Task to complete. Wherever the word "multicast" occurs in the listing, copy the whole line.

--- START ---

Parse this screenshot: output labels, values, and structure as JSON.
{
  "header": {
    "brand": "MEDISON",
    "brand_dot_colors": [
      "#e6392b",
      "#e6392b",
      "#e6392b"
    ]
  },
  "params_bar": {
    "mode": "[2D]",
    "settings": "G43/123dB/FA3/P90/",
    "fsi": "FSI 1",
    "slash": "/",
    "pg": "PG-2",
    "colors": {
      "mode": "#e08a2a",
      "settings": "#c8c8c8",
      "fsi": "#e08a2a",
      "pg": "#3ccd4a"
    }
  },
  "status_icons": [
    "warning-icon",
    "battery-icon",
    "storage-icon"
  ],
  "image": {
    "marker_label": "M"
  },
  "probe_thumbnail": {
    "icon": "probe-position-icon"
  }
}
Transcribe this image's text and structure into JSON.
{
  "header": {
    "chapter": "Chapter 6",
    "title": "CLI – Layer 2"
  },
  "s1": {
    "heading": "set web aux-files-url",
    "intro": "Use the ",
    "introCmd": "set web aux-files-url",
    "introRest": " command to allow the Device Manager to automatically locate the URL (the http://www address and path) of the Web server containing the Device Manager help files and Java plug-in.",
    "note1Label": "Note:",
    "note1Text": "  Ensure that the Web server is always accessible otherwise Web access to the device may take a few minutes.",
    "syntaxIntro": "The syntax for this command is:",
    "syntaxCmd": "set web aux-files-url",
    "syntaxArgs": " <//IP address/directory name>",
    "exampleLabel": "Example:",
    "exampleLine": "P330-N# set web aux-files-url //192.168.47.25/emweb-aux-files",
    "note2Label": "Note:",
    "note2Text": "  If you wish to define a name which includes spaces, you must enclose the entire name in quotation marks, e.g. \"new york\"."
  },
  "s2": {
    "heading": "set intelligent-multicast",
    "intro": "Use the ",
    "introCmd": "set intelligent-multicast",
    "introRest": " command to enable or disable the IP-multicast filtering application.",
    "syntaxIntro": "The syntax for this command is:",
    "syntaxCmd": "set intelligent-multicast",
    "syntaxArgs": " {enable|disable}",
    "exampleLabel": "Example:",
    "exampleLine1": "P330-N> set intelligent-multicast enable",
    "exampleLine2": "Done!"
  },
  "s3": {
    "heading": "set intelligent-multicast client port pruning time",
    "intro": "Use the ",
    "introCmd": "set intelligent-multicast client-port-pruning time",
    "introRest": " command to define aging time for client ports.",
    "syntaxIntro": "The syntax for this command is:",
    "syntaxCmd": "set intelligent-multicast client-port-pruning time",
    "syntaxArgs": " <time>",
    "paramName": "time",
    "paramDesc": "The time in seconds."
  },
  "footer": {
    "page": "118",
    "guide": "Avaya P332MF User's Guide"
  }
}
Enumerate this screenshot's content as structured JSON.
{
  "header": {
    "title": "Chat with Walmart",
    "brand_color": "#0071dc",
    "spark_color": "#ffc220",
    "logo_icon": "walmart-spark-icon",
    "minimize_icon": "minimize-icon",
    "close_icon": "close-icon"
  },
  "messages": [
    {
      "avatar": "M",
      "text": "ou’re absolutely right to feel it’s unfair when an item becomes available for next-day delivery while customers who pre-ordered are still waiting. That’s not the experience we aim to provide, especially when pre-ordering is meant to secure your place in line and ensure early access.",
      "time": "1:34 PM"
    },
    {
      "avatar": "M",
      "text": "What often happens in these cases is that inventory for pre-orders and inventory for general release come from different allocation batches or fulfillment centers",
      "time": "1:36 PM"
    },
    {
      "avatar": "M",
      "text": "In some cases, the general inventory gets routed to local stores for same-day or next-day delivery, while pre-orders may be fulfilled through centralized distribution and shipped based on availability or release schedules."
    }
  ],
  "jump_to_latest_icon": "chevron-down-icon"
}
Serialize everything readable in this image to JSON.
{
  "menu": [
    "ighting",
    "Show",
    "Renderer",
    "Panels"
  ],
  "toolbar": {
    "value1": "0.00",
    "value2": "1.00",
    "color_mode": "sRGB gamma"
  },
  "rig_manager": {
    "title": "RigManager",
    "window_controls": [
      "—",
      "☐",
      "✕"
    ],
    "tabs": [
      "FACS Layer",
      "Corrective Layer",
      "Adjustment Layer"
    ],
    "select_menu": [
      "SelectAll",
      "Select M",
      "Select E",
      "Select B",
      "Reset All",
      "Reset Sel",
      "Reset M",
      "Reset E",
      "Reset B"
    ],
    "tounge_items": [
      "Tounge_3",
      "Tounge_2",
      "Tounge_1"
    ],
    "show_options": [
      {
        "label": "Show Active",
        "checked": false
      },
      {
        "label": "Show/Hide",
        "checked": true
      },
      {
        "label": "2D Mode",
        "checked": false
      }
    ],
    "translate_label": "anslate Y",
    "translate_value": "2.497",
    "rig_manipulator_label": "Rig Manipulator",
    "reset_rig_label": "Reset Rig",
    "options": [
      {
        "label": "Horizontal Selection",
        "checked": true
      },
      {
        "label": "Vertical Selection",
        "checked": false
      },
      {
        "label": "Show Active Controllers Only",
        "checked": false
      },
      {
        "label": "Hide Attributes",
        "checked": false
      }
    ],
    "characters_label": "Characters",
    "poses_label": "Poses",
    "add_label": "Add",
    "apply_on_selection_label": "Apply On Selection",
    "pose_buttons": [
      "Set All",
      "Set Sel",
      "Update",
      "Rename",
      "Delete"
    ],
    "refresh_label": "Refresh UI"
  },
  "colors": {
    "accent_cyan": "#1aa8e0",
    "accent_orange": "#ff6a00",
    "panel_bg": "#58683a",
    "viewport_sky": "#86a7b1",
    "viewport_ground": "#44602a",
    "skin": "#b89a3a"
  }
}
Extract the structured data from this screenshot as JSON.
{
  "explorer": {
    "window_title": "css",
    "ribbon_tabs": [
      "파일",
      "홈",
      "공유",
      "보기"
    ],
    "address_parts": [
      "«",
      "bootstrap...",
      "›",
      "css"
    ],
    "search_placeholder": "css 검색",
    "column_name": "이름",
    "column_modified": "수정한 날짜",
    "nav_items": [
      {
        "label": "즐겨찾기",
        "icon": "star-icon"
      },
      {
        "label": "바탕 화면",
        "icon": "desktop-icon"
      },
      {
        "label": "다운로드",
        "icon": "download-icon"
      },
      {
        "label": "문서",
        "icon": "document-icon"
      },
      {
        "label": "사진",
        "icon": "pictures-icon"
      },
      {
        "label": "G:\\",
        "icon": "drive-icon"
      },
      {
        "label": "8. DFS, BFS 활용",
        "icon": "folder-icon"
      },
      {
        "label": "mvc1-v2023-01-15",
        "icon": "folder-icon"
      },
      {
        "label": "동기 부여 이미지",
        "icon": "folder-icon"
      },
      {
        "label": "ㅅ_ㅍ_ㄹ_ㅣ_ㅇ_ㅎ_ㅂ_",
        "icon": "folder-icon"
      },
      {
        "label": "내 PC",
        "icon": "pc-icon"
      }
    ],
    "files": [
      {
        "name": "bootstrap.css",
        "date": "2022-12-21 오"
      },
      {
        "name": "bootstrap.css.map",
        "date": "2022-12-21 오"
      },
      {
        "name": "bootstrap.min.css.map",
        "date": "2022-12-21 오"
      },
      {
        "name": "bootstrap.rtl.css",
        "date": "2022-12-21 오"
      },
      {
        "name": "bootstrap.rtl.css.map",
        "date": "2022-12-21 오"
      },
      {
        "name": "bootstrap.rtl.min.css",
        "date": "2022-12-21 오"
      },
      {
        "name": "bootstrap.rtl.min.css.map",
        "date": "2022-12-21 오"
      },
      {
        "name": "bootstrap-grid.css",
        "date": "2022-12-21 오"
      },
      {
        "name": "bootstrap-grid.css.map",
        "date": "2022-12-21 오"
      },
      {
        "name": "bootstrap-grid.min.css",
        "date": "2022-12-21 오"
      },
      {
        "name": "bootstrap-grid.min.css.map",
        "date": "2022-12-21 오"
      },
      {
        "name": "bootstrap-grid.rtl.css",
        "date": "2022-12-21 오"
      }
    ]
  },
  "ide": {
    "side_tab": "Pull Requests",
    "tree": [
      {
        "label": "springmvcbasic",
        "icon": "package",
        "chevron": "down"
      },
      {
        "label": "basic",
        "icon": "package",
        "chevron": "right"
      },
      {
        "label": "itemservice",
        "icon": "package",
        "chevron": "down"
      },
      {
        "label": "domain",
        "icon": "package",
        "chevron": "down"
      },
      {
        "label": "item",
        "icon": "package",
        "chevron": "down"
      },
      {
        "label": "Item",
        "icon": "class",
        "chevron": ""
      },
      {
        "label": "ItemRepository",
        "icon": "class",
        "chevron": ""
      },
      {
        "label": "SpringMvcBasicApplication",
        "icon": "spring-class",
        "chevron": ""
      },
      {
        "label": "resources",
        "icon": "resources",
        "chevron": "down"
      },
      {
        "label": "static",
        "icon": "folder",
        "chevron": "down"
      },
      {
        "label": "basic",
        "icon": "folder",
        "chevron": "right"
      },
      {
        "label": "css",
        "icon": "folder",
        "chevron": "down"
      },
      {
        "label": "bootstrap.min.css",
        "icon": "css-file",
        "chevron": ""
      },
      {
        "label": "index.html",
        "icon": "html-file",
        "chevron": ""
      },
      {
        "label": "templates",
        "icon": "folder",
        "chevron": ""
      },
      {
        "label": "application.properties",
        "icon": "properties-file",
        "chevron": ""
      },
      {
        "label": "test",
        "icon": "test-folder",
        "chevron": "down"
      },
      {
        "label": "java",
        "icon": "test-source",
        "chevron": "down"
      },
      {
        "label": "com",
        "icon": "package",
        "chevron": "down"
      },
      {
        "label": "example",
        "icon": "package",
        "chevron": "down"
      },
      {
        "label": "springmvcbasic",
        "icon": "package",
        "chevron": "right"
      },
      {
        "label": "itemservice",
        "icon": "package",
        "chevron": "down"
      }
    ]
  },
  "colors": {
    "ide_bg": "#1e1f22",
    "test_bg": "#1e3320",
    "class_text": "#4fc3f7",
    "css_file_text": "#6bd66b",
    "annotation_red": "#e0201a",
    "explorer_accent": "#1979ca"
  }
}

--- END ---

Reply.
    "heading": "set intelligent-multicast",
    "introCmd": "set intelligent-multicast",
    "introRest": " command to enable or disable the IP-multicast filtering application.",
    "syntaxCmd": "set intelligent-multicast",
    "exampleLine1": "P330-N> set intelligent-multicast enable",
    "heading": "set intelligent-multicast client port pruning time",
    "introCmd": "set intelligent-multicast client-port-pruning time",
    "syntaxCmd": "set intelligent-multicast client-port-pruning time",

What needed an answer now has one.